__Brief__.
Across the entries below, count the lines that contain the word "button" and reply with that number only.

__Records for this task__.

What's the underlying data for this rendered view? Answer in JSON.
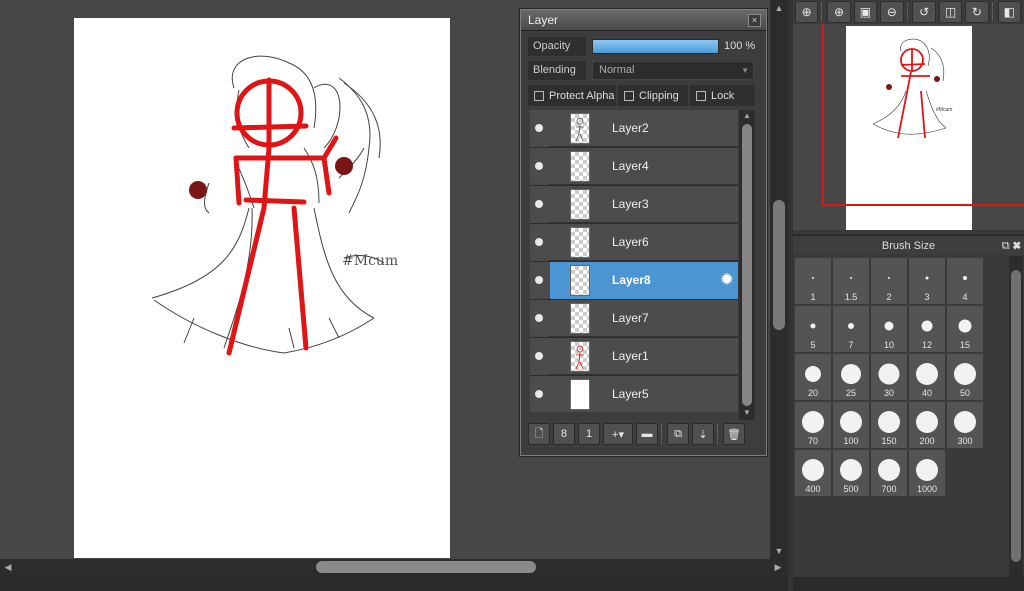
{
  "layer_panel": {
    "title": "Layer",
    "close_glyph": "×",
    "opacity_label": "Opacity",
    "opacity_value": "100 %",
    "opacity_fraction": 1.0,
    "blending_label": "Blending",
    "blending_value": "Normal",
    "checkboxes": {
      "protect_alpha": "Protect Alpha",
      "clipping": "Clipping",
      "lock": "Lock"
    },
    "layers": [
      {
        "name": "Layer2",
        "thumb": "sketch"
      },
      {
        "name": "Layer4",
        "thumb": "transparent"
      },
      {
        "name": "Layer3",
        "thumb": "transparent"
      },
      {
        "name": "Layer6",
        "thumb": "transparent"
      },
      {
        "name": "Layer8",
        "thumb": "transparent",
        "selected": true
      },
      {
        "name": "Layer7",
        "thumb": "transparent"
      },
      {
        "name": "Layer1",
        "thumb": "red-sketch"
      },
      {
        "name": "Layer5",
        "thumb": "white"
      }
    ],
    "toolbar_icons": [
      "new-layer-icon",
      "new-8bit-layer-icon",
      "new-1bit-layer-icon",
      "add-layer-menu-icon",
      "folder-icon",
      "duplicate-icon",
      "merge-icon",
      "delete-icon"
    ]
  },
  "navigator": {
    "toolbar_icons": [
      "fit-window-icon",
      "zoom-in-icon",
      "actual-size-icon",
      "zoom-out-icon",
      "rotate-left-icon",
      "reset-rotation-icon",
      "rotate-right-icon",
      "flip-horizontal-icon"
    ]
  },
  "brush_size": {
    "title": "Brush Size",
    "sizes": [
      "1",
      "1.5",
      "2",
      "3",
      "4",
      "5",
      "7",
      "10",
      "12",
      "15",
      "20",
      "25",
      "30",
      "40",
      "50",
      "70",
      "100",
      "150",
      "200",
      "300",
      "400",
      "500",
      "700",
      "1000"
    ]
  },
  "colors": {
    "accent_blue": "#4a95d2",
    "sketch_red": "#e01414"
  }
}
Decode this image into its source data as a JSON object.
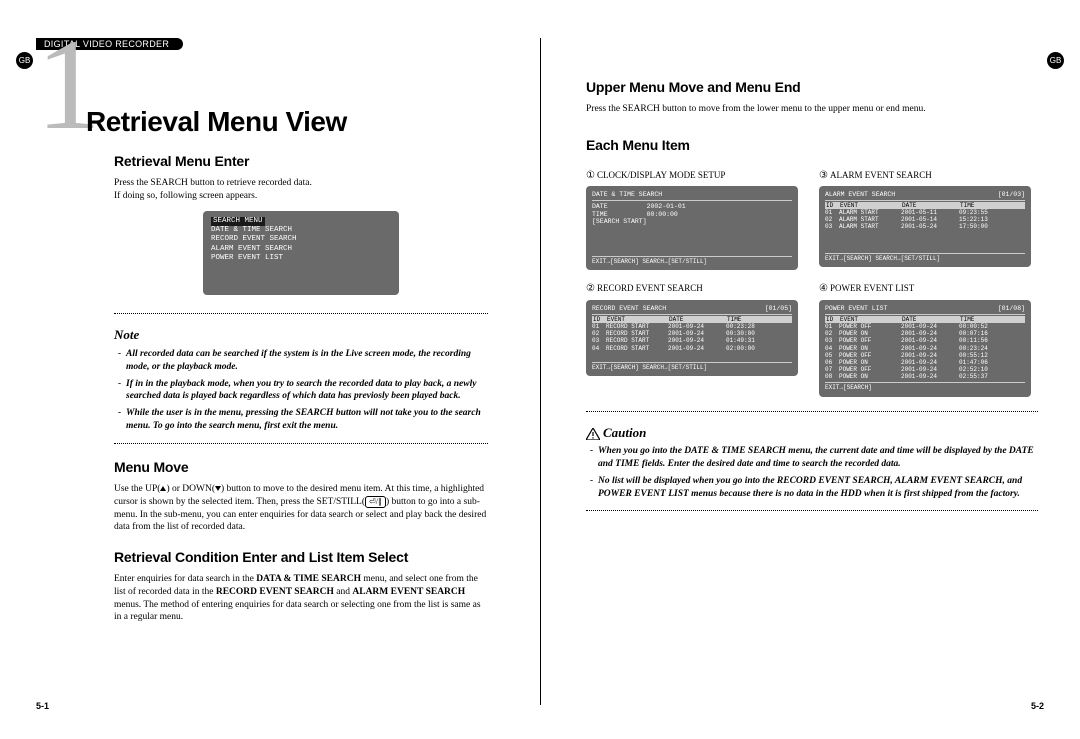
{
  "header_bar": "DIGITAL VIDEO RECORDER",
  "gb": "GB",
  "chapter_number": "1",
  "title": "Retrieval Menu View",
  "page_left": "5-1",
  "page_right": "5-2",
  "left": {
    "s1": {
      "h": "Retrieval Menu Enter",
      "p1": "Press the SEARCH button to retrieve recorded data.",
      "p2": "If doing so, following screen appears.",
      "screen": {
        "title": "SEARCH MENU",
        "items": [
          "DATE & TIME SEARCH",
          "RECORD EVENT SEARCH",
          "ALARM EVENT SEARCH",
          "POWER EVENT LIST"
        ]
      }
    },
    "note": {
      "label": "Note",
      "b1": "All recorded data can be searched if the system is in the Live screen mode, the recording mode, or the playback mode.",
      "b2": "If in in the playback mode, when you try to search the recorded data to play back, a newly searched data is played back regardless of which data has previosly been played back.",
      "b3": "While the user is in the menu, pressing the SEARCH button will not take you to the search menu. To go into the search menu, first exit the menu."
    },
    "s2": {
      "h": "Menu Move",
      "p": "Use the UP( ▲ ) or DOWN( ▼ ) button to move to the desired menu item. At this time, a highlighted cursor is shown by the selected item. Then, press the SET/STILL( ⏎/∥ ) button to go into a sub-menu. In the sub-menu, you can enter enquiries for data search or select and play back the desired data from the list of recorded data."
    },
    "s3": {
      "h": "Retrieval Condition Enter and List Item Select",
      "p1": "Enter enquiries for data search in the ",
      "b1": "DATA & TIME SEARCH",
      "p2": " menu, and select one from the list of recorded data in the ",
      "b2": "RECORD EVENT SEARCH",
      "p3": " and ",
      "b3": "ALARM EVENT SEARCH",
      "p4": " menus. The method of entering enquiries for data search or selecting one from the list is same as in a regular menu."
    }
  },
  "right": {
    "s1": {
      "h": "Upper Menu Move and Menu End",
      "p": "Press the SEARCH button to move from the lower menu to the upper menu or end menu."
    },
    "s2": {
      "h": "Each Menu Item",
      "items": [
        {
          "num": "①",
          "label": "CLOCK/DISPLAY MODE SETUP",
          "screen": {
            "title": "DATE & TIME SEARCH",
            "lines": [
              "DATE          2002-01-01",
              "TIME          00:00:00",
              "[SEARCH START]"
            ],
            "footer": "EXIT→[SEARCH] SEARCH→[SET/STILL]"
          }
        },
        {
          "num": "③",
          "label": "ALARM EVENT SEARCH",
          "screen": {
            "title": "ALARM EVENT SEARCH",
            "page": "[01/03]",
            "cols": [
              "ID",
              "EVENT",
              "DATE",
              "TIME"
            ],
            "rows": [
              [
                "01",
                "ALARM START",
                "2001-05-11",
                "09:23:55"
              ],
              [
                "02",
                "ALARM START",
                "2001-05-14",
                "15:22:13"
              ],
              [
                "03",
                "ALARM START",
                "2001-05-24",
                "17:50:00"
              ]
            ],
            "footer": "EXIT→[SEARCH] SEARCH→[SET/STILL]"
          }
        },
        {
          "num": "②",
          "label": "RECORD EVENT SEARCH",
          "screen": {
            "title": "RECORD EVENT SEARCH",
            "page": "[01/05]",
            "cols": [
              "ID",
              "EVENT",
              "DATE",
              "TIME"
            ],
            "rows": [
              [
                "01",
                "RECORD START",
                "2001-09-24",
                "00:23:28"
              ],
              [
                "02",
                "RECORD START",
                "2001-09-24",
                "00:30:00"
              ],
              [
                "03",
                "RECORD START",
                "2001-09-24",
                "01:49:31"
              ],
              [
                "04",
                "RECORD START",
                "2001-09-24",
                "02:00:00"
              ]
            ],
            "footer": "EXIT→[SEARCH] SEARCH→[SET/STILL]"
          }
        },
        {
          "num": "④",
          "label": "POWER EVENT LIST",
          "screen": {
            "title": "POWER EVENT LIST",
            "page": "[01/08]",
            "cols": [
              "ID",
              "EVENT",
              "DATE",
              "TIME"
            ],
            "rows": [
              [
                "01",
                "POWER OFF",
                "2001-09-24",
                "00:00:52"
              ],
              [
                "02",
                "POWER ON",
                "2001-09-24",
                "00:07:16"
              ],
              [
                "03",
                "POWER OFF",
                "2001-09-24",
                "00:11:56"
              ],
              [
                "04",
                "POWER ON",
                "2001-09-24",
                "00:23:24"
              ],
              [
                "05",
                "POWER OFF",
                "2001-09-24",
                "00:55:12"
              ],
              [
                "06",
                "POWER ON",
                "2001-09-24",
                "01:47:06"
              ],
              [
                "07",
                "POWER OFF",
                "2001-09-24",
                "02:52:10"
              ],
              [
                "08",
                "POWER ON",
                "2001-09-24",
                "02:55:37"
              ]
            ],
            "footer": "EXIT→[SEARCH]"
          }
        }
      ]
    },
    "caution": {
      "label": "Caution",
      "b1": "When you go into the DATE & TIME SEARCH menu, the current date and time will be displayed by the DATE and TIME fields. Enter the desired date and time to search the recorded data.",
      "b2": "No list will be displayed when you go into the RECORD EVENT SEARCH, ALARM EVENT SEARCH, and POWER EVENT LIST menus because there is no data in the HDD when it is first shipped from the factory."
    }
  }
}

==

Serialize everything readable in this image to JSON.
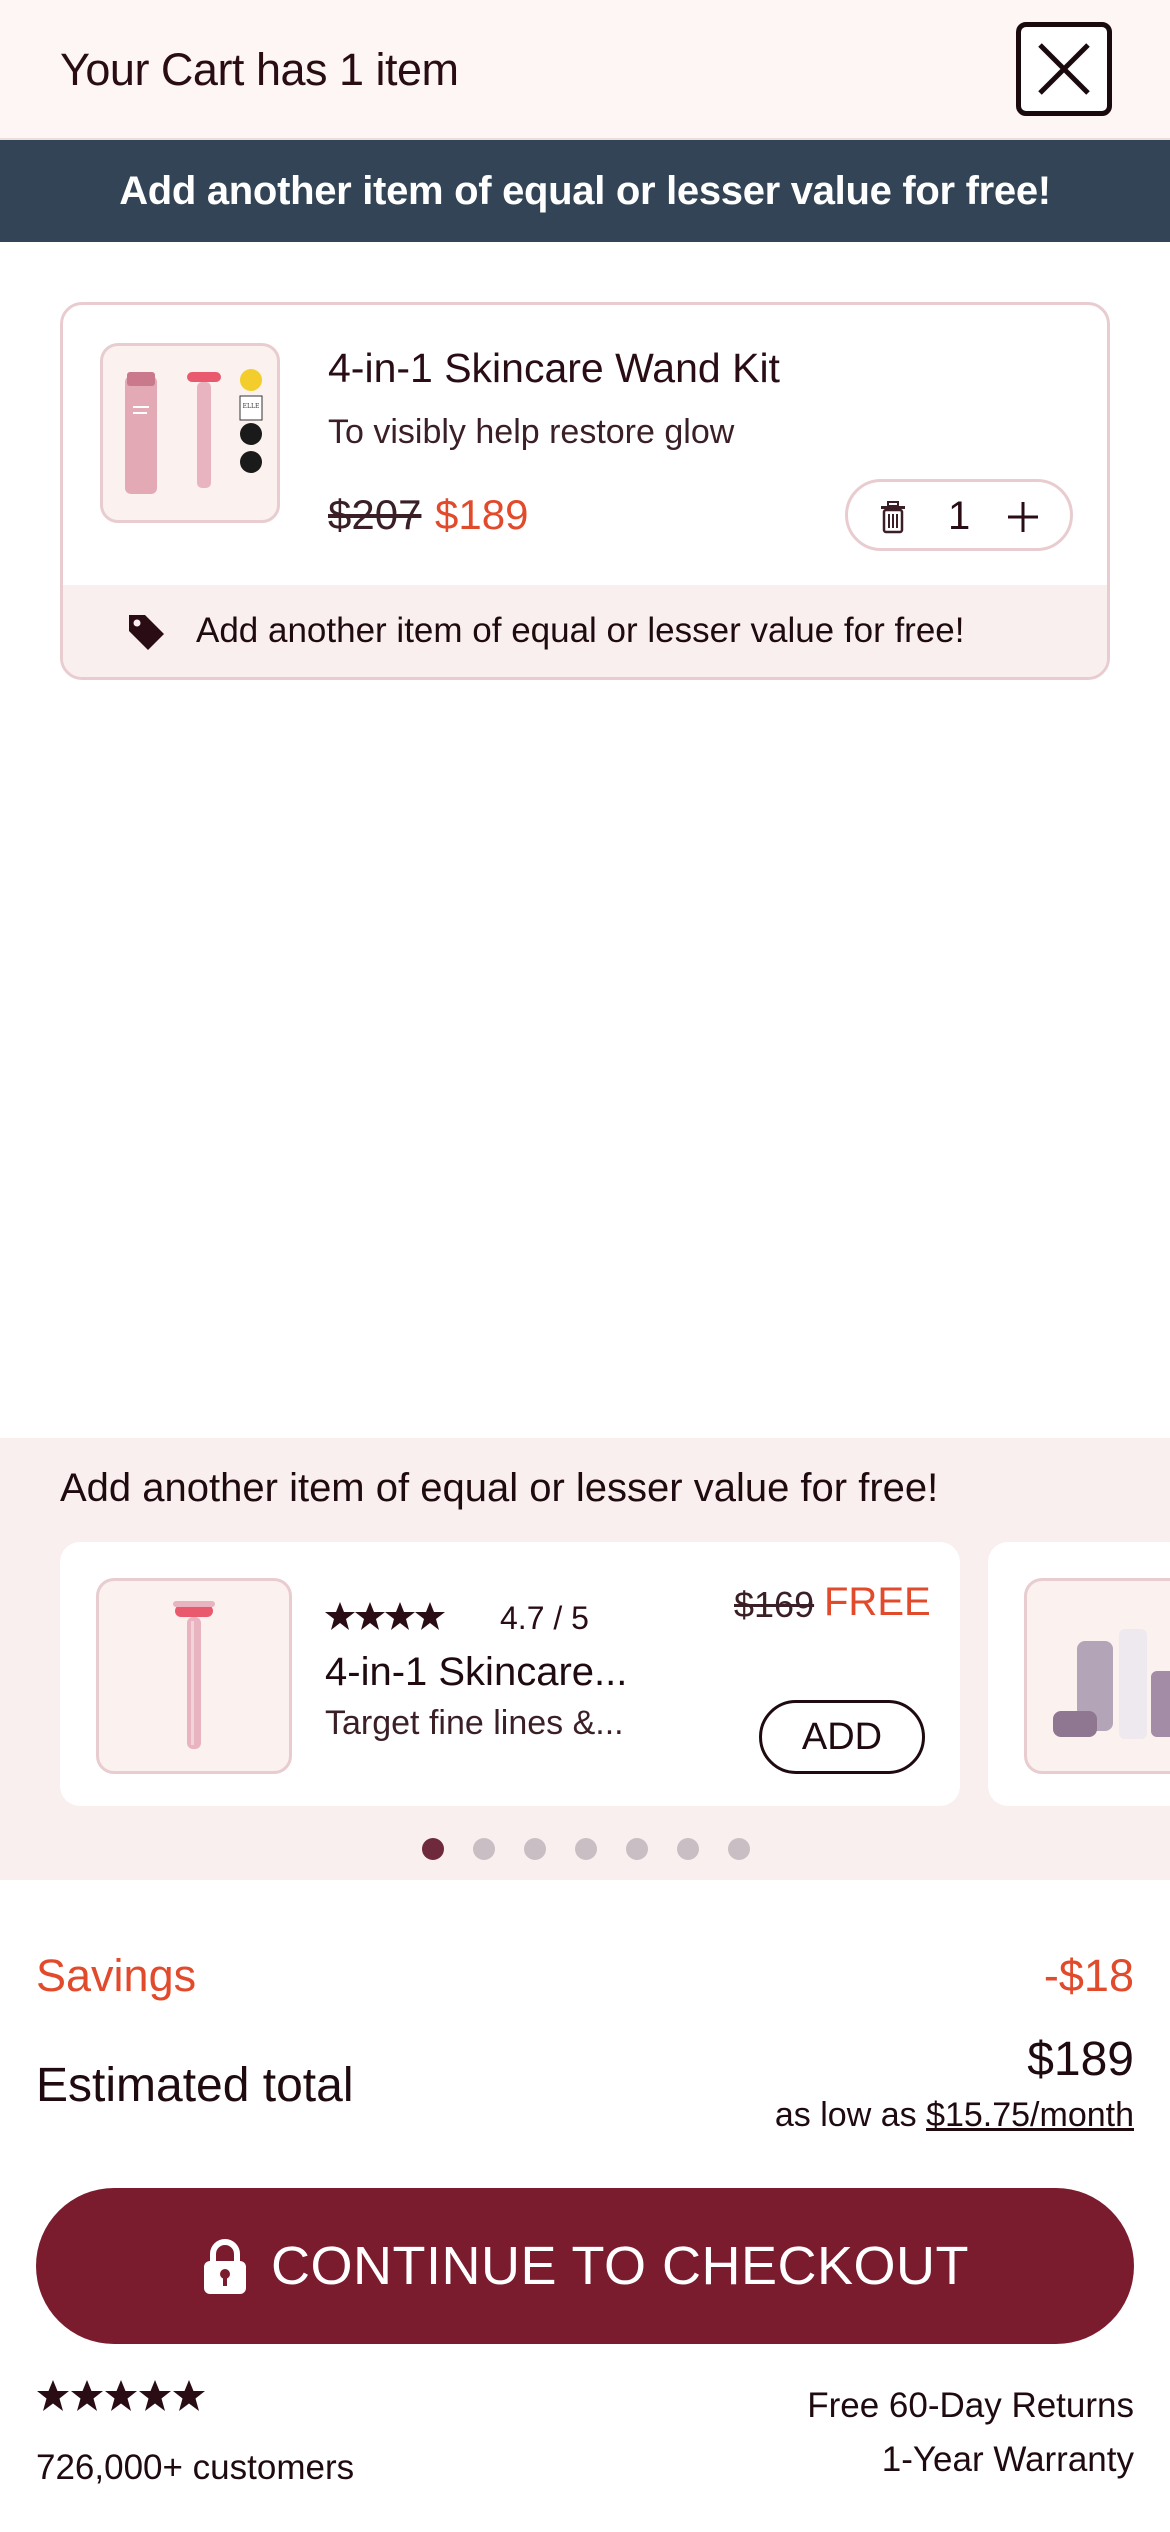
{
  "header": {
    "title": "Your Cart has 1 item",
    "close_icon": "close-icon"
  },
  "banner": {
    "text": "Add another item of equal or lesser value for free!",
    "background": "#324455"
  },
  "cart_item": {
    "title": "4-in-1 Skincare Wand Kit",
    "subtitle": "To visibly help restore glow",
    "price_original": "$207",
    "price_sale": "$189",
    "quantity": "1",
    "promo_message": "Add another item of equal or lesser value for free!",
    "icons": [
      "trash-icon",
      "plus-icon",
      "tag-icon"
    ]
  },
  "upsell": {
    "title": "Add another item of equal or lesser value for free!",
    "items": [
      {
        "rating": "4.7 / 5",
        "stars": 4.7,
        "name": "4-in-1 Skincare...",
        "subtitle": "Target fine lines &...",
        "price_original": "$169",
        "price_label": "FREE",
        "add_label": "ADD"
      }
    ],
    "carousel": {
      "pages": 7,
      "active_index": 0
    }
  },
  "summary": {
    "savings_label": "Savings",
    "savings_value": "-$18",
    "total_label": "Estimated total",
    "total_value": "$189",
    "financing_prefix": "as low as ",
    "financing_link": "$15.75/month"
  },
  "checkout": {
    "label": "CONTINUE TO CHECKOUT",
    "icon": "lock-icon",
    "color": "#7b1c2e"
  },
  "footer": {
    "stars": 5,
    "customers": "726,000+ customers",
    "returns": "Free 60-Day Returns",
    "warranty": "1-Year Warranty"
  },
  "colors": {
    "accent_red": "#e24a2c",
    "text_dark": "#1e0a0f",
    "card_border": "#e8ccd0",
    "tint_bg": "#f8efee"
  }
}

__Answer space__.
4